Assigned task:
How many lines in the records below hold the string "title"? Please answer with the number and nothing more.

Dataset records:

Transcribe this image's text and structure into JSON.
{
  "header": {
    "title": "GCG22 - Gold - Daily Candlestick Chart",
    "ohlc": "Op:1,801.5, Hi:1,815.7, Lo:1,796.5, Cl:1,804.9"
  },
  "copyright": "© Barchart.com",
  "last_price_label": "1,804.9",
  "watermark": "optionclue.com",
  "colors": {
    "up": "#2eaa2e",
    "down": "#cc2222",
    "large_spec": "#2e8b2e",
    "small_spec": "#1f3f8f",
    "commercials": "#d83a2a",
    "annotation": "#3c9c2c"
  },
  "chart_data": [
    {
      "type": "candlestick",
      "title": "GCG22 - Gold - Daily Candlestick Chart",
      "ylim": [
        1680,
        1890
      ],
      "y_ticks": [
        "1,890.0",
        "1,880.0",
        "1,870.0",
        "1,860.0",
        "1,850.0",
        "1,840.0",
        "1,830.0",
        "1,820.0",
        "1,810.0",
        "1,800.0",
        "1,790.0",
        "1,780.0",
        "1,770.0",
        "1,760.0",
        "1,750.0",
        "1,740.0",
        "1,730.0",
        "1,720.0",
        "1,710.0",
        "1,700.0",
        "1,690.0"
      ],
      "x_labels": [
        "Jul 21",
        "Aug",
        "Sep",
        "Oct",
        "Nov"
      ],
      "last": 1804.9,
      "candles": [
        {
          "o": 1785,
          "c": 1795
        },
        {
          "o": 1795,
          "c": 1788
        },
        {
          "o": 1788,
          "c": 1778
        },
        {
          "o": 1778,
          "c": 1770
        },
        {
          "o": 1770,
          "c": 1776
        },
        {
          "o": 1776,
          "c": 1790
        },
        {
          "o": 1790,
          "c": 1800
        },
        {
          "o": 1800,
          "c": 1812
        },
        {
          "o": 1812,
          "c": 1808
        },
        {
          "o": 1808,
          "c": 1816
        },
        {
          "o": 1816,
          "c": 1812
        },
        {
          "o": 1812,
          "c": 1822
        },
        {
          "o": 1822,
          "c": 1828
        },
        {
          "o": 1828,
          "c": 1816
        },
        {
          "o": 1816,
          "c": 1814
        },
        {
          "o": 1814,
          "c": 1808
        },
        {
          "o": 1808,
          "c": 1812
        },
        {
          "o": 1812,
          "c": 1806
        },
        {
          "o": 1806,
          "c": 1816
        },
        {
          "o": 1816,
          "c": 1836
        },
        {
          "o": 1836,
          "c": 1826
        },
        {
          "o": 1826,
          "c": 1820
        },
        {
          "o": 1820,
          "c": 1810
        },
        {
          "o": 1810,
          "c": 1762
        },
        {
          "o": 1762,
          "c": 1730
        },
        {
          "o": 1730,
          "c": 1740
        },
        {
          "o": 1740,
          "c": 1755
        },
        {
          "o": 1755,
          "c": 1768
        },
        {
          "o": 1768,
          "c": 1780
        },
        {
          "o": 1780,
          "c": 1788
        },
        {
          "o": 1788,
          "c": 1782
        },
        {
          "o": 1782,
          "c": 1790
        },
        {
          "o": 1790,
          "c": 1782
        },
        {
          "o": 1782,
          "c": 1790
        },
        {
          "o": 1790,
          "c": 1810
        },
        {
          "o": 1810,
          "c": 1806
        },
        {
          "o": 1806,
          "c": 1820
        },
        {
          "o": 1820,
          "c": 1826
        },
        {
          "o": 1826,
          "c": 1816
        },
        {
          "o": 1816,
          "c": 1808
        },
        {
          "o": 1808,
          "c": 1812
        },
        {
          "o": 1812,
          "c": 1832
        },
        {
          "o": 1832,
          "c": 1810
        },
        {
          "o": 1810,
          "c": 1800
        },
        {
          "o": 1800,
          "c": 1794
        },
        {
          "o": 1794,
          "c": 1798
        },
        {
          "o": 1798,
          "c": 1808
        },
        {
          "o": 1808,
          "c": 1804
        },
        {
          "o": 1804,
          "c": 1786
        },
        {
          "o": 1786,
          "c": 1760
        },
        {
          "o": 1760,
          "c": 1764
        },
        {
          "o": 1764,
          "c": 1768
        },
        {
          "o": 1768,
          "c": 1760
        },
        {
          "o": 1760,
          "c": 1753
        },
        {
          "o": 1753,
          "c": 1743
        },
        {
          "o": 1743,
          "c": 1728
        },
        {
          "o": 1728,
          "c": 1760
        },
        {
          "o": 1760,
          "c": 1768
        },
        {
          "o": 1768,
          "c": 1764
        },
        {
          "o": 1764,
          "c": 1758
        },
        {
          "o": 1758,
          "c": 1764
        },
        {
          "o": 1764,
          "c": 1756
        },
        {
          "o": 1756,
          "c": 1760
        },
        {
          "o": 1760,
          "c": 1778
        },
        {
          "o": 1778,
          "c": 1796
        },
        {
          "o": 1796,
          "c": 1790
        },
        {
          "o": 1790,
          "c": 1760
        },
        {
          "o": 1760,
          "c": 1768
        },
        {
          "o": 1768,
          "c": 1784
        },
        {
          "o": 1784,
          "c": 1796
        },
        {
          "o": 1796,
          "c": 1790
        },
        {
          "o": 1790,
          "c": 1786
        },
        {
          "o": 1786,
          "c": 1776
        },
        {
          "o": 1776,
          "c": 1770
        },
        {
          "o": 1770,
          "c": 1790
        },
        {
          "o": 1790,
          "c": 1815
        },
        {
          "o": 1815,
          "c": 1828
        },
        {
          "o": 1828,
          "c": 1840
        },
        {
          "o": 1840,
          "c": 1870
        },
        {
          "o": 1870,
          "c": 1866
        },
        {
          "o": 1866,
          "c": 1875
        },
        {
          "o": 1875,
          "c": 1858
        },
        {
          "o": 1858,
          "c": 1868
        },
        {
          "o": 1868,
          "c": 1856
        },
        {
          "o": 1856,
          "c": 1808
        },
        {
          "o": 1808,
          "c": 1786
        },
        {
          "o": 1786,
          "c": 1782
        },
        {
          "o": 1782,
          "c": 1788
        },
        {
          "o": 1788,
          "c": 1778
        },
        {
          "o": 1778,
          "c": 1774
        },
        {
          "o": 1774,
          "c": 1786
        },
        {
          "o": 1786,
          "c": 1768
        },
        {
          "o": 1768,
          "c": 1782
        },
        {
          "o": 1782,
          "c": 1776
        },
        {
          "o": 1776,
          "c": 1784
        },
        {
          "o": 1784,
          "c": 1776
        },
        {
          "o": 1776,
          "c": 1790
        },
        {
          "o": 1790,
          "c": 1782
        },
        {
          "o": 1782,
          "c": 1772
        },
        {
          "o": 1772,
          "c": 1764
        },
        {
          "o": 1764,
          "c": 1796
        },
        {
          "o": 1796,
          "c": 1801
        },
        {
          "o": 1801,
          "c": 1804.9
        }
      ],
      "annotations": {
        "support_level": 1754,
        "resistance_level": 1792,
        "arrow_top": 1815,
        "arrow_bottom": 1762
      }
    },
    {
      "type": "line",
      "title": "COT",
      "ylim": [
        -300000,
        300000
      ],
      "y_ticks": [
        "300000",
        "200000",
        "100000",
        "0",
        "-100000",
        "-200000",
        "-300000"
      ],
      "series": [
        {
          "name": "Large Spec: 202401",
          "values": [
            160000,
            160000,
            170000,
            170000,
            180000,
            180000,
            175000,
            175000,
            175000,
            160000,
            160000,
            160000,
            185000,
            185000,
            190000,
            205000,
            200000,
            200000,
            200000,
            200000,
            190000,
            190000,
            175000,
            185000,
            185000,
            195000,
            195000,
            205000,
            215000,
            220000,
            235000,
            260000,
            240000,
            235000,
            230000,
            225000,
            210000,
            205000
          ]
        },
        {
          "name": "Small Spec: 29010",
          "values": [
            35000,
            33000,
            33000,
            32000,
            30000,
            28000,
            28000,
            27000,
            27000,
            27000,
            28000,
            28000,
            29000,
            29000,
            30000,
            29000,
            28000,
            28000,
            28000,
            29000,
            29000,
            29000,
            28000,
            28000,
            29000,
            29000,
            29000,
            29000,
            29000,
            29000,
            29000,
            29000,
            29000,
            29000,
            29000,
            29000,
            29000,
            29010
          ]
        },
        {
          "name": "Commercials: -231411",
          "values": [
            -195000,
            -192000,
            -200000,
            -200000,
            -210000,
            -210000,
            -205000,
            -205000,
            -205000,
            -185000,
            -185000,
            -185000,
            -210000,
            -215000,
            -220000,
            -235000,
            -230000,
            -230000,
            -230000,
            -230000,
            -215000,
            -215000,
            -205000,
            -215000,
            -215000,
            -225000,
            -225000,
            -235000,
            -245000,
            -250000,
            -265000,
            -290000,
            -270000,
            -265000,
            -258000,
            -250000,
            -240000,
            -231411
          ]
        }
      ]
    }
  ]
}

Result of the exercise:
3